New research strongly backs the economic and health benefits of allowing life insurers to provide intervention and rehabilitation treatment for thousands of Australians each year.
The study, conducted by the Financial Services Council with the help of Cadence Economics, analyses the potential advantages of overhauling current legislation that prevents life insurers paying for the treatment of uninsured Australians at risk of long-term incapacity.
Based on Cadence Economics estimates, reforming the system can make a difference in the lives of 10,118 people per year. Of this pool, early intervention can help 1379 people and potentially as many as 3600 under a best-case scenario.
About 87 people each year can be prevented from becoming totally and permanently disabled with the additional healthcare intervention of life insurers, the research said.
Early intervention by life insurers could also slash return-to-work times to five weeks from the typical 13 to 18 weeks, it said.
The report noted while the bulk of workplace injuries relate to musculoskeletal disorders, there has been significant growth in mental illness claims.
"Claims for mental illness are particularly costly, with relatively high median compensation payments and, by far, the longest median time spent off work (16 weeks) compared with other injuries or illness," it said.
AIA Australia and New Zealand chief executive Damien Mu has been actively urging the government to lift legislative barriers that restrict life insurers from funding medical treatments for mental health conditions.
The health care system has to keep up with one of the fastest growing issues confronting many Australians and change is long overdue, Mu said.
Recognising that certain constraints in the current system are leading to negative outcomes for some vulnerable Australians, the FSC noted a Parliamentary Joint Committee is currently considering whether to allow life insurers the ability to provide targeted rehabilitation payments for Australians in need.
Should the reforms pass, Cadence Economics quantified government savings of $1.12 billion over the next two decades; more people in the workforce will contribute $405.7 million to the economy by 2040.
FSC chief executive Sally Loane said the research clearly shows that allowing life insurers to enable the provision of health treatment earlier has the potential to increase the quality of life for individuals and will provide a better chance to return to wellness.

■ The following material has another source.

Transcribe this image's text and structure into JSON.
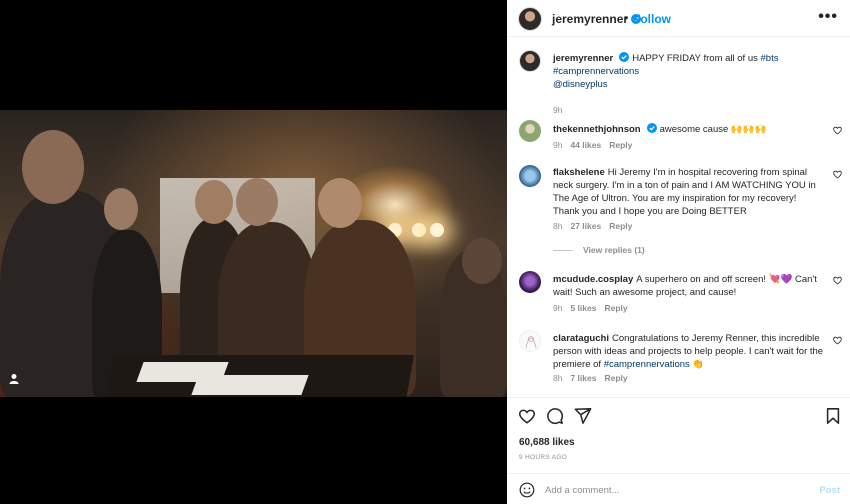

"In some cases, it may even reduce the likelihood of someone becoming permanently disabled. By removing the existing barriers, which do not exist in other markets, these early interventions have the potential to allow customers to return to work five weeks earlier and will deliver significant short, medium and long term benefits to the Australian economy," she said.